2011 Insane Gardener Summer Series
“If I lived in Missouri, I’d build a tornado shelter,” my mom said on May 1st while visiting from Littleton, Colorado.
I told mom we felt pretty secure because we had a crawl space as well as an interior laundry room under the staircase. I’ve stayed in the laundry room with pillows and blankets a few times. On two occasions I received phone calls from our daughter, Ashley, in Springfield warning us that our town was in imminent danger. Each time a tornado struck within five miles. Neither one was rated higher than an F2, but don’t underestimate an F2; they sink boats, destroy mobile homes and snap trees like toothpicks.
We’d just finished dinner on May twenty-second when once again, we received a phone call from our tornado angel, Ashley. She said a huge tornado destroyed St. John’s hospital in Joplin and a large part of the town. It was moving our direction and Stone County was under a warning. I looked outside—the sky wasn’t green and it was calm. Six days earlier our glass patio table was smashed by the umbrella when a straight line wind came out of nowhere and launched the table and umbrella halfway across our deck. It's not unusual for straight line winds to be upgraded to F1 or F2 tornadoes around here.
As predicted a tornado touched down in Stone County at 7:10 p.m. three miles northeast of the county seat of Galena. The tornado was on the ground for fifteen minutes and was seven miles long and two hundred yards wide. It destroyed several mobile homes and turkey houses. There was no loss of life, well, except for the turkeys. The F2 twister was much less destructive than when it hit Joplin.
Doug Cramer, National Weather Service Meteorologist in Springfield, confirmed it was the same tornado that demolished Joplin. By the time it arrived in Stone County the wind speeds had gone from 200 mph to 120 miles per hour. Stone County was lucky, if you want to call it that.
The week prior to the tornadoes, President Obama declared Stone County and seven other counties in Missouri disaster areas due to flooding and severe weather.
This week Missouri has record setting high temperatures and the thirteen year cicadas crawled out of the ground. The racket is relentless and they won't shut up until they're dead.
It’s time for Motha’ Nature to give the Show Me State a break.

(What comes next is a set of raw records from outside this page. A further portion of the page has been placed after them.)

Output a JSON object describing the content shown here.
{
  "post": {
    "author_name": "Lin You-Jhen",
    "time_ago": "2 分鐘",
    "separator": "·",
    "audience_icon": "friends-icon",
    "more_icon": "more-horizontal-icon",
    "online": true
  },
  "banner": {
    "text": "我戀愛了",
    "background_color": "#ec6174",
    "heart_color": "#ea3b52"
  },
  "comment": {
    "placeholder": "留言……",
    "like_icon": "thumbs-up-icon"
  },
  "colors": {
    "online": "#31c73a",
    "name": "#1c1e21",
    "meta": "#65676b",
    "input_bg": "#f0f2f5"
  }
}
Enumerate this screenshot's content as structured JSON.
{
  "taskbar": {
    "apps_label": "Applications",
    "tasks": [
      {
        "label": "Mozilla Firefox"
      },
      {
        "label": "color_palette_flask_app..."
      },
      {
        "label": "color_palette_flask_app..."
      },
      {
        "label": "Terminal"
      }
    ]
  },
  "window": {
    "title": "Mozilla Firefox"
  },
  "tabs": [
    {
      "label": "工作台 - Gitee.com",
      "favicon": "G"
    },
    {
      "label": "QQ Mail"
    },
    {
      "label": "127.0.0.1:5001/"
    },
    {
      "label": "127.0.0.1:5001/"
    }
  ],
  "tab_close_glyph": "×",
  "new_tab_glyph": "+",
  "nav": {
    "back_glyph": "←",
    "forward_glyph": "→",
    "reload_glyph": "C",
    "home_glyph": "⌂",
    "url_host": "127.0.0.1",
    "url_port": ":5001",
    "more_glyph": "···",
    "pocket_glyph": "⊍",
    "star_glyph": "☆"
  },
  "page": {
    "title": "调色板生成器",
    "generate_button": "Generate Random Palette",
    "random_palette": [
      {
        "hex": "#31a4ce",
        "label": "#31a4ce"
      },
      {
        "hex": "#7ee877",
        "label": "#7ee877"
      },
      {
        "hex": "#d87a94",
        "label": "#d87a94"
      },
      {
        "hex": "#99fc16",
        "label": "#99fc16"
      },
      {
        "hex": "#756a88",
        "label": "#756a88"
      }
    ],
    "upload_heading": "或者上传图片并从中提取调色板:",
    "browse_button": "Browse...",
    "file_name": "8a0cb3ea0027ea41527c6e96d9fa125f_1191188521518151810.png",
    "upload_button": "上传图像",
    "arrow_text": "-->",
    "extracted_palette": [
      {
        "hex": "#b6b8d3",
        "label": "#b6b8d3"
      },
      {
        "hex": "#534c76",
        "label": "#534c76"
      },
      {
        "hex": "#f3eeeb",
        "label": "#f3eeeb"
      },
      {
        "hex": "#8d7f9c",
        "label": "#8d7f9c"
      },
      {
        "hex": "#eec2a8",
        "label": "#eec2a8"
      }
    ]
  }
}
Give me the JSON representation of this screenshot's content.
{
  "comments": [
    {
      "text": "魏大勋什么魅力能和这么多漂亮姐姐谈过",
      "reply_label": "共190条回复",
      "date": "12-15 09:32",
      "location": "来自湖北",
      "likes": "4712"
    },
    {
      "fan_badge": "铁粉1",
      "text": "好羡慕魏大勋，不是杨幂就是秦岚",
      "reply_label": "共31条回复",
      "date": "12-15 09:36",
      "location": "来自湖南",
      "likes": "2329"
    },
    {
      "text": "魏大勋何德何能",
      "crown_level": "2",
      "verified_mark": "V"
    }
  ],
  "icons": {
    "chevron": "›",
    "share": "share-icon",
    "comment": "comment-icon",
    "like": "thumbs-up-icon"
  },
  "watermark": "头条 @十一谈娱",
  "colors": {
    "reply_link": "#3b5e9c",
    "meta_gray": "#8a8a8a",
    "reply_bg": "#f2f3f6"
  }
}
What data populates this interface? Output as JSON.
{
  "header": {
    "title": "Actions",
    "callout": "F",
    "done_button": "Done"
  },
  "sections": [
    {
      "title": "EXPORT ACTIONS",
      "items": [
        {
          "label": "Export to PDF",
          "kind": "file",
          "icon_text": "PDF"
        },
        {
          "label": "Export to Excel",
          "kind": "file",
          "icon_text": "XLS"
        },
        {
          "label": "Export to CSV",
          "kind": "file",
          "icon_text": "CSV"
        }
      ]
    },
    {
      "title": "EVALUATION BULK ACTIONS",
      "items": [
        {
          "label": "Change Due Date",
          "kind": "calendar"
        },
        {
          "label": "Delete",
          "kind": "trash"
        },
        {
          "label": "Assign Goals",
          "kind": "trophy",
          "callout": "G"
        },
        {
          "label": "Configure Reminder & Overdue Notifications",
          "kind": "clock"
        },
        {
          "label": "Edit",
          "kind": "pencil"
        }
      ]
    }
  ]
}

Causes Jules Jacob Supports
CASA of Southwest Missouri, Master Gardeners of the Ozarks, University of Missouri Master Gardeners, Missouri Court Appointed Special Advocates Association...